START Records supplied
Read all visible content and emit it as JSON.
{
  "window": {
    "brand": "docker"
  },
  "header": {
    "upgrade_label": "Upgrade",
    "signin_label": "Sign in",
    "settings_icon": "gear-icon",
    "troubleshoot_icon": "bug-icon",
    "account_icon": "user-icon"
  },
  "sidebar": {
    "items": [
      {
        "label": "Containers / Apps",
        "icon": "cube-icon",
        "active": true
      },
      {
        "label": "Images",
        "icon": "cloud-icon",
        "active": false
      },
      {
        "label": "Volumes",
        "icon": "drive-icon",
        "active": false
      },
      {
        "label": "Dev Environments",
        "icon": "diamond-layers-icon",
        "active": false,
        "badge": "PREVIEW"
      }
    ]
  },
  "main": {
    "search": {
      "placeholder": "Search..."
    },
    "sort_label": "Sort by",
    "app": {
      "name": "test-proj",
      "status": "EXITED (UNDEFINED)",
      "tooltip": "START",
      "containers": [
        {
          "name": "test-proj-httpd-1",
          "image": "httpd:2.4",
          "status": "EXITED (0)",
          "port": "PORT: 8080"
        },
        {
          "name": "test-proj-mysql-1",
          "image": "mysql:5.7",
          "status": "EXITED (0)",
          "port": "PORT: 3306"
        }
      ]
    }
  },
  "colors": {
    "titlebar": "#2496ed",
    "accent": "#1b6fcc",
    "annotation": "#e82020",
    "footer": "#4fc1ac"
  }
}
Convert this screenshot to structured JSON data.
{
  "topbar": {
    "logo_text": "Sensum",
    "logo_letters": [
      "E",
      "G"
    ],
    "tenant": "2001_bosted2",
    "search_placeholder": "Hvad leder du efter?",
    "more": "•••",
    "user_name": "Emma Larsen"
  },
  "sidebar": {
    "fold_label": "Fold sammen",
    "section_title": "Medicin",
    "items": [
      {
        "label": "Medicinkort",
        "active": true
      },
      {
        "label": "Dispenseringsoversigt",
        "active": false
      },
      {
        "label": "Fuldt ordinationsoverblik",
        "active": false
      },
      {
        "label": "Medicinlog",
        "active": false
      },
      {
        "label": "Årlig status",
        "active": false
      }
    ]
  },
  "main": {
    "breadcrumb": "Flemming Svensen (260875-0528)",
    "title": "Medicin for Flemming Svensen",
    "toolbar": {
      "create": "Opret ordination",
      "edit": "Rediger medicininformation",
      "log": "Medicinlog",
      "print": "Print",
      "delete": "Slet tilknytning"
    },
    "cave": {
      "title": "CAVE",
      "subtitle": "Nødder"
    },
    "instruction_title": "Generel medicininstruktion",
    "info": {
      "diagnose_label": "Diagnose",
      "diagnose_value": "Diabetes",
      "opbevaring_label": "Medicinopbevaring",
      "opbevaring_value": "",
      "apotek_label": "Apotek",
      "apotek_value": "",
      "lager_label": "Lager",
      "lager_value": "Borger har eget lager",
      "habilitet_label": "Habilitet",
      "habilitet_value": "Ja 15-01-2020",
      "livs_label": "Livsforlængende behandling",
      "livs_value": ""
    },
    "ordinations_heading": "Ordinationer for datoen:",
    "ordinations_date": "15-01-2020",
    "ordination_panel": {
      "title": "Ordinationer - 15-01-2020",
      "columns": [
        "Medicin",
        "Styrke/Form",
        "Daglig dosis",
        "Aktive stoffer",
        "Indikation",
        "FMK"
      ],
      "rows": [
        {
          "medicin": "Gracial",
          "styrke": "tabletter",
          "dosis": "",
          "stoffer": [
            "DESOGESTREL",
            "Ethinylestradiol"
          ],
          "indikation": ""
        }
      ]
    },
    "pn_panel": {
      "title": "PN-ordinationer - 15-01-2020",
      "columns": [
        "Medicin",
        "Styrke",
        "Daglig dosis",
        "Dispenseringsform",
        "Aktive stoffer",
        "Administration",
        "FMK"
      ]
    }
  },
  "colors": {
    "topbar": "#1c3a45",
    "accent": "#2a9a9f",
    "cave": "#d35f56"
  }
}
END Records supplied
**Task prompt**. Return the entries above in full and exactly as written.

**Answer section**.
Read all visible content and emit it as JSON.
{
  "window": {
    "brand": "docker"
  },
  "header": {
    "upgrade_label": "Upgrade",
    "signin_label": "Sign in",
    "settings_icon": "gear-icon",
    "troubleshoot_icon": "bug-icon",
    "account_icon": "user-icon"
  },
  "sidebar": {
    "items": [
      {
        "label": "Containers / Apps",
        "icon": "cube-icon",
        "active": true
      },
      {
        "label": "Images",
        "icon": "cloud-icon",
        "active": false
      },
      {
        "label": "Volumes",
        "icon": "drive-icon",
        "active": false
      },
      {
        "label": "Dev Environments",
        "icon": "diamond-layers-icon",
        "active": false,
        "badge": "PREVIEW"
      }
    ]
  },
  "main": {
    "search": {
      "placeholder": "Search..."
    },
    "sort_label": "Sort by",
    "app": {
      "name": "test-proj",
      "status": "EXITED (UNDEFINED)",
      "tooltip": "START",
      "containers": [
        {
          "name": "test-proj-httpd-1",
          "image": "httpd:2.4",
          "status": "EXITED (0)",
          "port": "PORT: 8080"
        },
        {
          "name": "test-proj-mysql-1",
          "image": "mysql:5.7",
          "status": "EXITED (0)",
          "port": "PORT: 3306"
        }
      ]
    }
  },
  "colors": {
    "titlebar": "#2496ed",
    "accent": "#1b6fcc",
    "annotation": "#e82020",
    "footer": "#4fc1ac"
  }
}
Convert this screenshot to structured JSON data.
{
  "topbar": {
    "logo_text": "Sensum",
    "logo_letters": [
      "E",
      "G"
    ],
    "tenant": "2001_bosted2",
    "search_placeholder": "Hvad leder du efter?",
    "more": "•••",
    "user_name": "Emma Larsen"
  },
  "sidebar": {
    "fold_label": "Fold sammen",
    "section_title": "Medicin",
    "items": [
      {
        "label": "Medicinkort",
        "active": true
      },
      {
        "label": "Dispenseringsoversigt",
        "active": false
      },
      {
        "label": "Fuldt ordinationsoverblik",
        "active": false
      },
      {
        "label": "Medicinlog",
        "active": false
      },
      {
        "label": "Årlig status",
        "active": false
      }
    ]
  },
  "main": {
    "breadcrumb": "Flemming Svensen (260875-0528)",
    "title": "Medicin for Flemming Svensen",
    "toolbar": {
      "create": "Opret ordination",
      "edit": "Rediger medicininformation",
      "log": "Medicinlog",
      "print": "Print",
      "delete": "Slet tilknytning"
    },
    "cave": {
      "title": "CAVE",
      "subtitle": "Nødder"
    },
    "instruction_title": "Generel medicininstruktion",
    "info": {
      "diagnose_label": "Diagnose",
      "diagnose_value": "Diabetes",
      "opbevaring_label": "Medicinopbevaring",
      "opbevaring_value": "",
      "apotek_label": "Apotek",
      "apotek_value": "",
      "lager_label": "Lager",
      "lager_value": "Borger har eget lager",
      "habilitet_label": "Habilitet",
      "habilitet_value": "Ja 15-01-2020",
      "livs_label": "Livsforlængende behandling",
      "livs_value": ""
    },
    "ordinations_heading": "Ordinationer for datoen:",
    "ordinations_date": "15-01-2020",
    "ordination_panel": {
      "title": "Ordinationer - 15-01-2020",
      "columns": [
        "Medicin",
        "Styrke/Form",
        "Daglig dosis",
        "Aktive stoffer",
        "Indikation",
        "FMK"
      ],
      "rows": [
        {
          "medicin": "Gracial",
          "styrke": "tabletter",
          "dosis": "",
          "stoffer": [
            "DESOGESTREL",
            "Ethinylestradiol"
          ],
          "indikation": ""
        }
      ]
    },
    "pn_panel": {
      "title": "PN-ordinationer - 15-01-2020",
      "columns": [
        "Medicin",
        "Styrke",
        "Daglig dosis",
        "Dispenseringsform",
        "Aktive stoffer",
        "Administration",
        "FMK"
      ]
    }
  },
  "colors": {
    "topbar": "#1c3a45",
    "accent": "#2a9a9f",
    "cave": "#d35f56"
  }
}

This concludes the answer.